Around 2,500 to 3,000 North Korean refugees arrive in South Korea per year, a manageable figure for a country of nearly 50 million people and the 12th biggest economy in the world. Because the current stream of North Korean refugees does not pose a significant burden, and for humanitarian reasons, the South Korean government actively cooperates where it can with countries in Asia to bring North Korean refugees to the South.
China-South Korea cooperation (and lack thereof)
Despite the humanitarian aspect of resettling North Korean refugees, in reality the South Korean government would rather not have to make this an issue in their bilateral relationship with China. Therefore, when North Korean refugee issues emerge in China, South Korea prefers to engage in quiet diplomacy in order to find humanitarian solutions. This helps preserve relations with the Chinese government and allows China to ‘save face’ and preserve their relationship with Pyongyang.
The recent case of ‘30’ refugees (in reality no-one apart from the Chinese government knows the exact number - it could be 24 or as many as 80 or more) that were arrested in a crackdown by Chinese authorities is an interesting case study of this diplomacy in action.
Some of the refugees had family members in South Korea and were able to notify them of their arrest. These family members then scrambled to try to secure their releasethrough quiet means: through brokers, through asking the South Korean government to engage in quiet diplomacy, and keeping the story out of the media. However when it appeared that quiet diplomacy was going to fail and that the North Korean refugees were in real and imminent danger of repatriation, family members, journalists and activists got behind the case to make it a public issue.
The strength of the reaction in South Korea — driven partly by reports that Chinese authorities had responded to requests from Kim Jong-un to crack down on refugees and partly by reports that Kim Jong-un had ordered harsher punishments to be meted out to attempted defectors and their families — forced the South Korean government to act, issuing its strongest public statements to date. South Korean President Lee Myung-bak called on China to follow “international norms” and the South Korean delegation raised the issue at the UN Human Rights Council (although they did not mention China by name). The Chinese government reacted by repeating its mantra that North Korean defectors are not refugees and warning South Korea not to politicize the issue.

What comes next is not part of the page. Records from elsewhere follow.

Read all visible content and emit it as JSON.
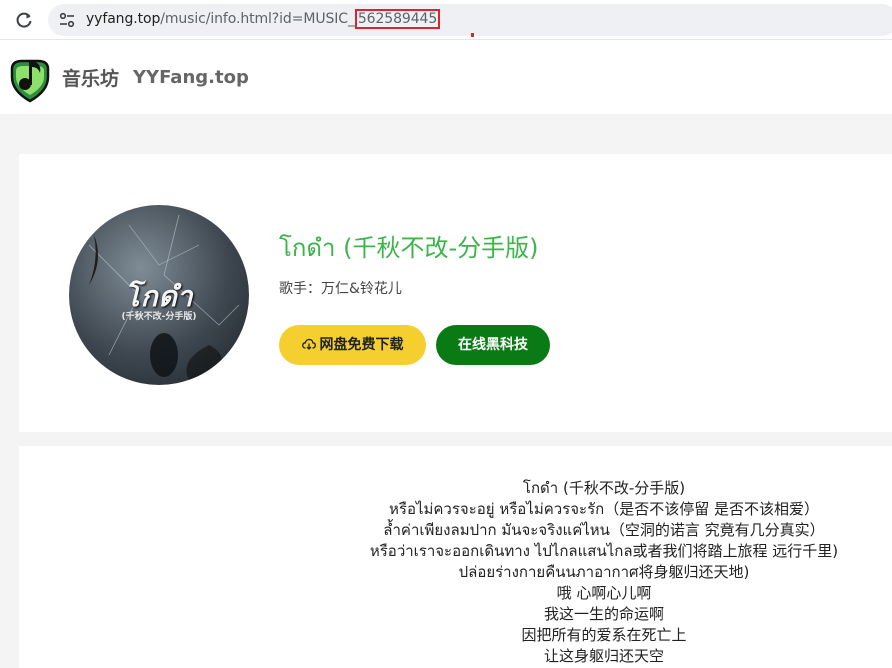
{
  "browser": {
    "url_domain": "yyfang.top",
    "url_path": "/music/info.html?id=MUSIC_",
    "url_id": "562589445"
  },
  "site": {
    "name": "音乐坊",
    "domain": "YYFang.top"
  },
  "song": {
    "title": "โกดำ (千秋不改-分手版)",
    "singer_label": "歌手：",
    "singer": "万仁&铃花儿",
    "cover_title": "โกดำ",
    "cover_subtitle": "(千秋不改-分手版)"
  },
  "buttons": {
    "download": "网盘免费下载",
    "online": "在线黑科技"
  },
  "lyrics": [
    "โกดำ (千秋不改-分手版)",
    "หรือไม่ควรจะอยู่ หรือไม่ควรจะรัก（是否不该停留 是否不该相爱）",
    "ล้ำค่าเพียงลมปาก มันจะจริงแค่ไหน（空洞的诺言 究竟有几分真实）",
    "หรือว่าเราจะออกเดินทาง ไปไกลแสนไกล或者我们将踏上旅程 远行千里)",
    "ปล่อยร่างกายคืนนภาอากาศ将身躯归还天地)",
    "哦 心啊心儿啊",
    "我这一生的命运啊",
    "因把所有的爱系在死亡上",
    "让这身躯归还天空"
  ],
  "colors": {
    "title_green": "#3bb54a",
    "download_yellow": "#f5cf2f",
    "online_green": "#0a7a14",
    "highlight_red": "#d9262c"
  }
}
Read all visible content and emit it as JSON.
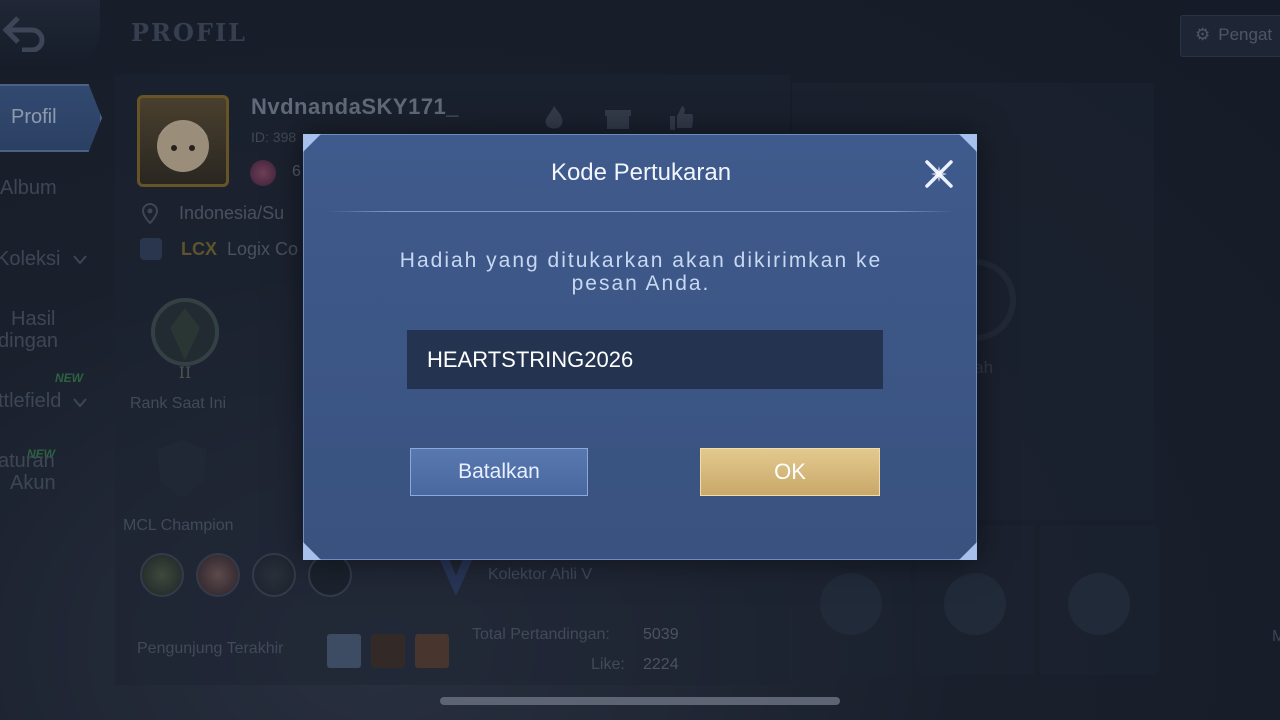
{
  "header": {
    "title": "PROFIL",
    "settings_label": "Pengat"
  },
  "nav": {
    "profil": "Profil",
    "album": "Album",
    "koleksi": "Koleksi",
    "hasil_line1": "Hasil",
    "hasil_line2": "dingan",
    "battlefield": "ttlefield",
    "pengaturan_line1": "aturan",
    "pengaturan_line2": "Akun",
    "new_badge_1": "NEW",
    "new_badge_2": "NEW"
  },
  "profile": {
    "username": "NvdnandaSKY171_",
    "id_prefix": "ID: 398",
    "level": "6",
    "location": "Indonesia/Su",
    "squad_tag": "LCX",
    "squad_name": "Logix Co"
  },
  "stats": {
    "rank_label": "Rank Saat Ini",
    "mcl_label": "MCL Champion",
    "collector_label": "Kolektor Ahli V",
    "visitors_label": "Pengunjung Terakhir",
    "total_label": "Total Pertandingan:",
    "total_value": "5039",
    "like_label": "Like:",
    "like_value": "2224"
  },
  "right_panel": {
    "text": "engunggah",
    "edge_text": "M"
  },
  "modal": {
    "title": "Kode Pertukaran",
    "message": "Hadiah yang ditukarkan akan dikirimkan ke pesan Anda.",
    "code_value": "HEARTSTRING2026",
    "cancel_label": "Batalkan",
    "ok_label": "OK"
  },
  "colors": {
    "modal_bg": "#3f5a8c",
    "ok_gold": "#d9bd80",
    "cancel_blue": "#5070a8"
  }
}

Between a ROK and a hard place?
The Chinese government is stuck. They want to avoid damaging their relationship with the South Korean public and government, and are also concerned about their humanitarian image among the international community. The case is now drawing international media attention and has attracted over 160,000 signatures on an online petition. Even Chinese netizens are calling for the Chinese government to consider the human rights of the North Korean refugees.
But they also know that if they do not repatriate the refugees, it will damage their political relationship with Pyongyang in what they are likely to see as a critical early period in the Kim Jong-un regime.
The feasible long-term solution however is obvious. Not many people seriously expect China to change its official policy towards North Korean refugees. However the Chinese government does have enough policy space to return to ‘benign neglect’, quietly turning a blind eye as North Korean refugees travel through the country to resettlement in South Korea. In doing so, China protects its reputation and its relationships with South Korea and the rest of the international community.
If the North Korean regime demands they take a tougher stance, then the Chinese government should ask Pyongyang to choose what they want from China: food aid, energy assistance, economic cooperation, diplomatic cover… and complicity in human rights abuses by cracking down on refugees? The North Korean regime will soon realize that defectors are the least of their worries.